|Aug 13, 1990||AS||Assignment|
Owner name: MICRO MOTORS, INC., CALIFORNIA
Free format text: ASSIGNMENT OF ASSIGNORS INTEREST.;ASSIGNOR:COSS, RONALD G.;REEL/FRAME:005415/0135
Effective date: 19900803
|Aug 22, 1995||AS||Assignment|
Owner name: FINOVA CAPITAL CORPORATION, CALIFORNIA
Free format text: SECURITY INTEREST;ASSIGNOR:MICRO SYSTEMS ACQUISITION CORPORATION;REEL/FRAME:007613/0205
Effective date: 19950726
|Sep 18, 1995||FPAY||Fee payment|
Year of fee payment: 4
|Oct 12, 1999||REMI||Maintenance fee reminder mailed|
|Mar 19, 2000||LAPS||Lapse for failure to pay maintenance fees|
|May 30, 2000||FP||Expired due to failure to pay maintenance fee|
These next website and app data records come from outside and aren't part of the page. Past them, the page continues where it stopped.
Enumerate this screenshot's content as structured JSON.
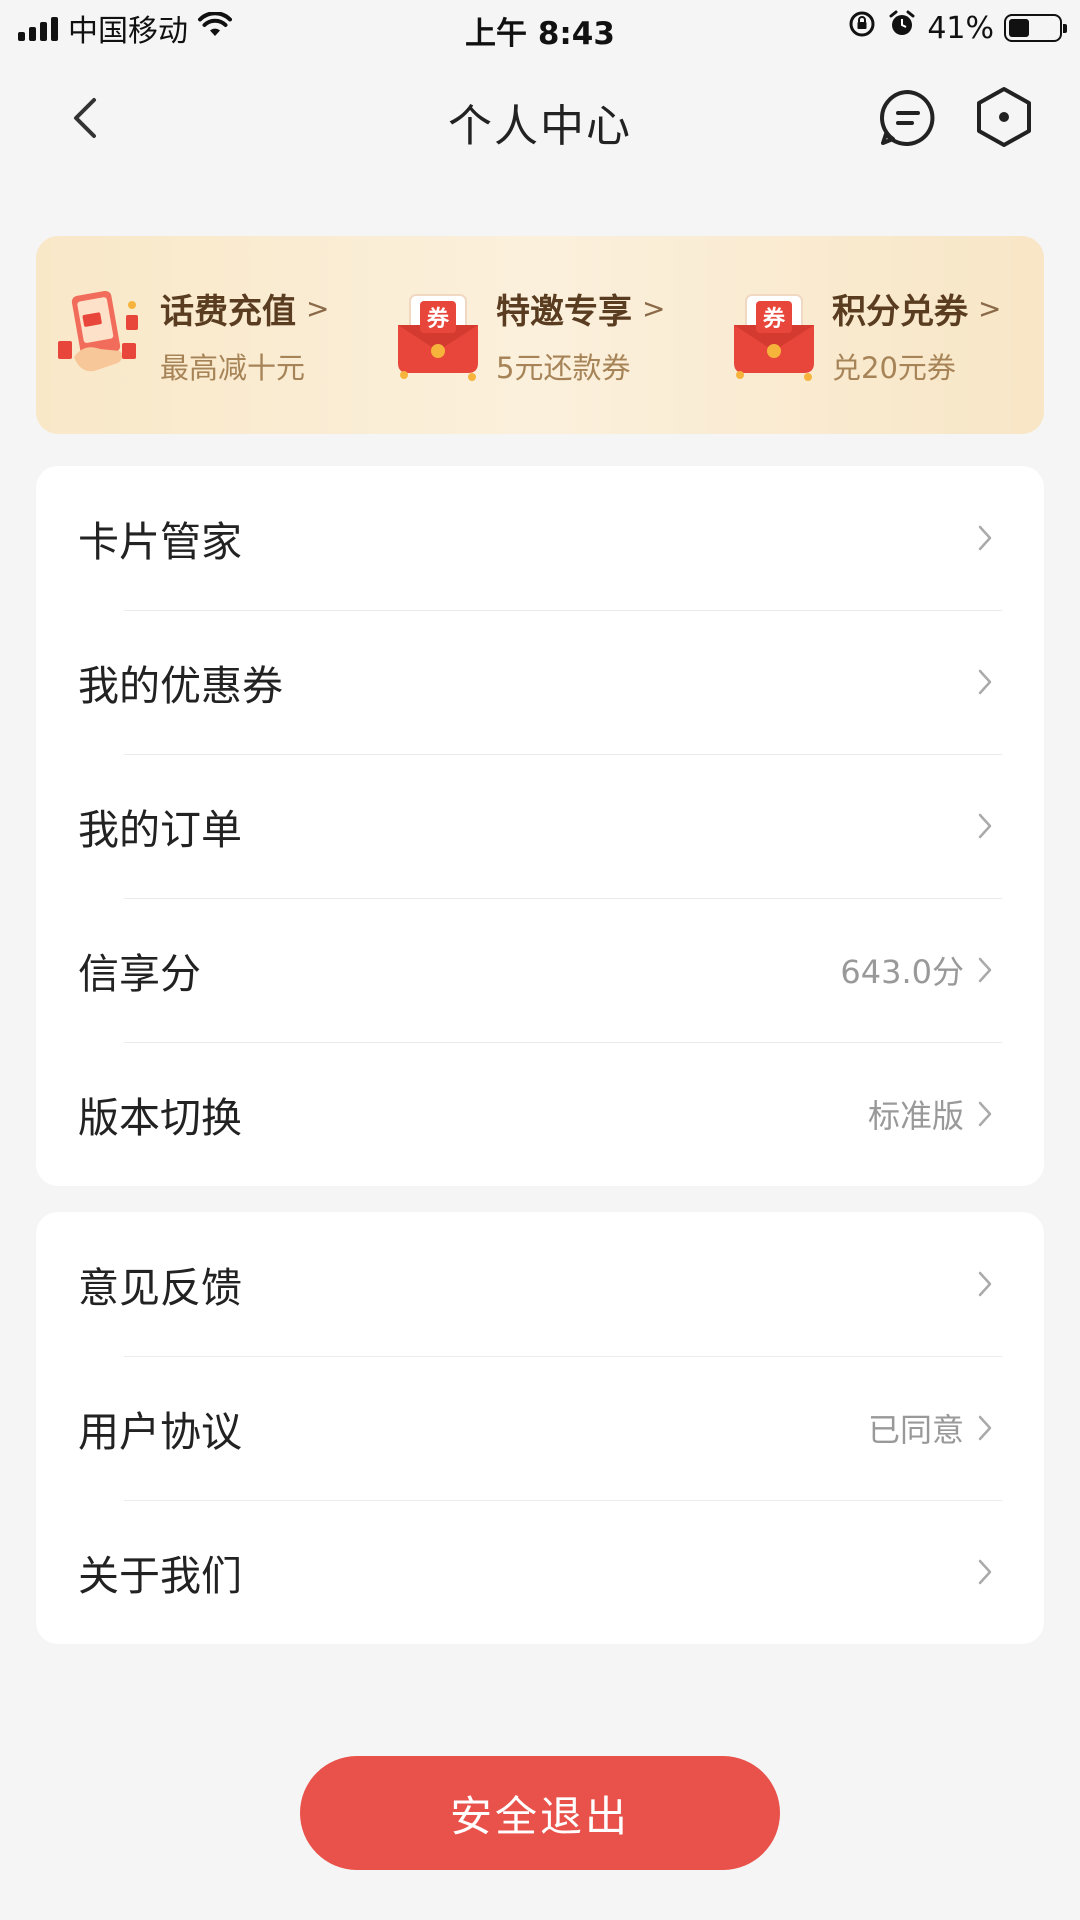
{
  "status_bar": {
    "carrier": "中国移动",
    "time": "上午 8:43",
    "battery_percent": "41%",
    "battery_level": 0.41
  },
  "header": {
    "title": "个人中心",
    "icons": [
      "back-arrow-icon",
      "message-icon",
      "settings-hexagon-icon"
    ]
  },
  "promo": {
    "items": [
      {
        "title": "话费充值",
        "subtitle": "最高减十元",
        "icon": "phone-recharge-icon"
      },
      {
        "title": "特邀专享",
        "subtitle": "5元还款券",
        "icon": "coupon-envelope-icon"
      },
      {
        "title": "积分兑券",
        "subtitle": "兑20元券",
        "icon": "coupon-envelope-icon"
      }
    ],
    "coupon_glyph": "券",
    "chevron": ">"
  },
  "menu_group_1": [
    {
      "label": "卡片管家",
      "value": ""
    },
    {
      "label": "我的优惠券",
      "value": ""
    },
    {
      "label": "我的订单",
      "value": ""
    },
    {
      "label": "信享分",
      "value": "643.0分"
    },
    {
      "label": "版本切换",
      "value": "标准版"
    }
  ],
  "menu_group_2": [
    {
      "label": "意见反馈",
      "value": ""
    },
    {
      "label": "用户协议",
      "value": "已同意"
    },
    {
      "label": "关于我们",
      "value": ""
    }
  ],
  "logout_label": "安全退出",
  "colors": {
    "accent_red": "#e9524b",
    "promo_bg": "#f9e8c8",
    "page_bg": "#f5f5f5"
  }
}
Effective date: 20000317
|Jun 11, 2002||AS||Assignment|